The Government signalled a return to the controversial employment policies of the 1980s last night, as the Work and Pensions Secretary revealed he was drawing up plans to "relocate" the unemployed to parts of the country where there are jobs. Echoing Norman Tebbit's call for the jobless to "get on their bikes" and find work, Iain Duncan Smith said he would be bringing forward proposals to encourage people to leave unemployment blackspots to seek better opportunities elsewhere.
Mr Duncan Smith complained that decades of employment planning had left the UK with a "static" workforce, and that people should be prepared to travel, even hundreds of miles, to escape joblessness.
He told The Sunday Telegraph that millions of people were "trapped in estates where there is no work" because, if they left their neighbourhoods to look for work, they could lose their council homes.
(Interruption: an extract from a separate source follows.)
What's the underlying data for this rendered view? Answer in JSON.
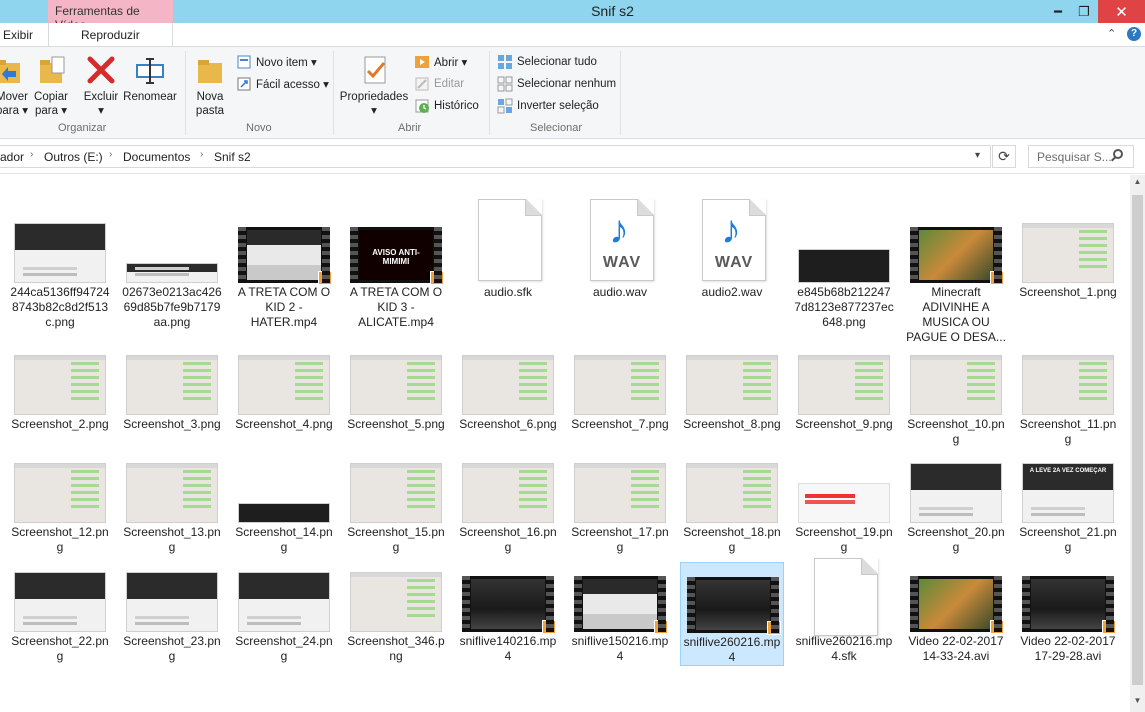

Mr Duncan Smith's blueprint for making the workforce "more mobile" would tackle the problem by enabling job-seekers to go to the top of the housing list in another area rather than giving up their right to a home.
"In Britain now we have workforces that are locked to areas, and the result of that is we have over five and a half million people of working age who simply don't do a job," said Mr Duncan Smith, a former Conservative leader who inherited Lord Tebbit's former seat in Chingford.
"Often, they are trapped in estates where there is no work. To go to work from east to west London, or to Bristol, or whatever, is too much of a risk, because, if you up sticks and go, you will have lost your right to your house."
Lord Tebbit sparked a furore in 1981 when, as employment secretary in Margaret Thatcher's first government, he responded to the rising tide of joblessness by recalling how his father, in the 1930s, had got on his bike and looked for work.
Mr Duncan Smith announced last week a shake-up of housing benefit, and increased health checks for disability claimants, as part of the biggest cuts in public spending for decades.
Reforms will include measures to "make work pay", including changing the threshold at which claims are withdrawn, so that people who take work do not lose all their benefits. In addition, the "under-occupation" of large council homes will be tackled.
Mr Duncan Smith said: "We have tons of elderly people living in houses they cannot run and queues of desperate people with families who are living in one- and two-bedroom houses and flats."Reuse content